What is a coral transect? How do researchers collect coral data?

Note: Students from Souhegan High School in Amherst, New Hampshire posted questions for Aquarium researcher Dr. Randi Rotjan in the comments section of this post. Here is the question with Randi's answer in light blue:

What an amazing adventure you have been having--we feel so fortunate to join you virtually! Your posts have been excellent--yesterday we started class with a discussion regarding your "Points and Lines" entry. They had lots of questions about whether your "lines" actually existed in a quantitative form. I think they are having trouble conceptualizing what the data that you are collecting actually looks like. Maybe some examples of the types of things you record along your transect lines might be helpful for them.
-Souhegan Marine Lab, Souhegan High School

Hi Julianne and students -
Sorry for the delayed response--I did not get your message until now (we're working on multiple computers, and it gets confusing, even on a relatively small boat!).
So, let's talk about points and lines.

By "lines," what I mean is a trend line through data points.
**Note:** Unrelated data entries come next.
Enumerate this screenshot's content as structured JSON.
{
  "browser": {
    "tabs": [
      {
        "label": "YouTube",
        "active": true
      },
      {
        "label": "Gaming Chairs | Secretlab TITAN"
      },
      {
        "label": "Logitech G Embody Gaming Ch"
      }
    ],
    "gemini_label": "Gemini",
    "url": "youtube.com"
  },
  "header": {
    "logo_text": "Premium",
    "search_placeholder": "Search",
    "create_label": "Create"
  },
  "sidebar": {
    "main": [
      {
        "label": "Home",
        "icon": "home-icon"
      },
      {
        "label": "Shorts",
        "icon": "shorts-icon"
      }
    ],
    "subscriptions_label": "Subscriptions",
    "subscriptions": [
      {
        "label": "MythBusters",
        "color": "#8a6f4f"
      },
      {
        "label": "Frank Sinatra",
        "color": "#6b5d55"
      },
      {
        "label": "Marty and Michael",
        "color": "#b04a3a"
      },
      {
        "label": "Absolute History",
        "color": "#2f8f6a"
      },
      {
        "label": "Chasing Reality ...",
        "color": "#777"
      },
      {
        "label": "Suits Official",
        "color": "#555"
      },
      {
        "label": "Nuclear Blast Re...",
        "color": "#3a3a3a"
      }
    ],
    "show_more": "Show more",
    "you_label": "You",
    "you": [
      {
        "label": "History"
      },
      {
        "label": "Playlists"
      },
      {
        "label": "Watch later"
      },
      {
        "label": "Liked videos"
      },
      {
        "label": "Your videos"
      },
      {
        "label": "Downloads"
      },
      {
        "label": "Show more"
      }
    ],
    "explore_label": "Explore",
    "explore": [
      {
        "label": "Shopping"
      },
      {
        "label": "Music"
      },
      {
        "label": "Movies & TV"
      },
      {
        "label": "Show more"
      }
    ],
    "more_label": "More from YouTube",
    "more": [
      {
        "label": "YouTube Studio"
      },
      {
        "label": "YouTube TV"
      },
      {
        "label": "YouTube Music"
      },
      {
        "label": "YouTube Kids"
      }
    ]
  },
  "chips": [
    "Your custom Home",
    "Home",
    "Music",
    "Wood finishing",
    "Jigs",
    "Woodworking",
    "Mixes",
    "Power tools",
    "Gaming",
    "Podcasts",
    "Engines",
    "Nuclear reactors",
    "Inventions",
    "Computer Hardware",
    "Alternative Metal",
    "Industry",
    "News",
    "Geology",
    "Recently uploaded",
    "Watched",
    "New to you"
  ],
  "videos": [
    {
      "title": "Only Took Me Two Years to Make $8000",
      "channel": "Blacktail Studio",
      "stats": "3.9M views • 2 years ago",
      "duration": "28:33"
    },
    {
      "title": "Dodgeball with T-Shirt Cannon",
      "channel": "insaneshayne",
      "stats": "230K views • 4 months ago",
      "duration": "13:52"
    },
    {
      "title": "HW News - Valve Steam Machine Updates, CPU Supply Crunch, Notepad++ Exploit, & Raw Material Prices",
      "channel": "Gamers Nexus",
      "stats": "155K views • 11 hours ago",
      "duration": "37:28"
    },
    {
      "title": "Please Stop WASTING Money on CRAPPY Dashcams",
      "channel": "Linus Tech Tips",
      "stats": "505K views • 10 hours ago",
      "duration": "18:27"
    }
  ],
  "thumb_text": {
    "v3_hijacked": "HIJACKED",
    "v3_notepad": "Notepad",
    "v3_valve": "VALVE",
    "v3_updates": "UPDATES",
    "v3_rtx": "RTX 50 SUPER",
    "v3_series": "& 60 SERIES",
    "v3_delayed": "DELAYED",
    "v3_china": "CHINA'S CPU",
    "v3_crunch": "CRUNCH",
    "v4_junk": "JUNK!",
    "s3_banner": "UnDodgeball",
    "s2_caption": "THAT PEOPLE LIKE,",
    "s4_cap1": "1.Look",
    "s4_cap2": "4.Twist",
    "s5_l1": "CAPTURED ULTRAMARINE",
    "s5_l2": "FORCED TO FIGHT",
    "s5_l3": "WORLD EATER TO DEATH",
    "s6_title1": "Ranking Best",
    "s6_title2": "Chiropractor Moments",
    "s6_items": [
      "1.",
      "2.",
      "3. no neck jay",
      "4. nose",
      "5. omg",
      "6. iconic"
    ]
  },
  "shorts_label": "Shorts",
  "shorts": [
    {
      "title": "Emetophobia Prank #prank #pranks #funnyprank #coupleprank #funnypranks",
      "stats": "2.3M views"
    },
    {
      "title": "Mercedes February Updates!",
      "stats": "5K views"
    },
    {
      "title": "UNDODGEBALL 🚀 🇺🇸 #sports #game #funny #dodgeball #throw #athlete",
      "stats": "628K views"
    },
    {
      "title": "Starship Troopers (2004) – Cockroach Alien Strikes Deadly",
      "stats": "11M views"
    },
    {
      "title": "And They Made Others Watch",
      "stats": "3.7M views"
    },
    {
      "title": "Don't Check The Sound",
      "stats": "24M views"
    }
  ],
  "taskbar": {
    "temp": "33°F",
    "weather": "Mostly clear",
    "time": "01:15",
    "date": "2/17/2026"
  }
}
On our transects, we are measuring lots of things. I'm an ecologist, which means that measuring the diversity (who) and abundance (how many) of organisms in an ecosystem is my bread and butter. It's the logical starting place to quantifying any ecosystem or habitat.

An expedition diver hard at work on a coral reef (Photo: Randi Rotjan)

When we lay out a transect here in the Phoenix Islands, we lay out a 25 meter line, and count every coral colony within 1 meter of that line. So, we count diversity (what coral species or genera we see), and abundance (how many of each coral species we see), in a known area (25 x 1 meter belt). This allows us to determine how one site differs from another (spatial comparisons), and when we measure the same place year after year, this also allows us to determine how things change over time (temporal comparisons). 

Corals visible beside a transect line (Photo: Randi Rotjan)

There are other expedition members collecting other types of data (fish diversity, abundance, and biomass, for example). We put all of these data together to try to as sign a trajectory to the Phoenix Islands Reefs. Are they degrading? Recovering? Sick? Healthy?
There are lots of other ways to collect data, of course, but I hope this gives some insight into how we measure the state of the reef, and how scientists turn numbers (points) into a story (lines) that helps us to understand where things are, and where they are going.

Thanks, as always, for the questions!

Best fishes,


This is the second time these students and Randi have been able to communicate during the expedition. Here's their first exchange.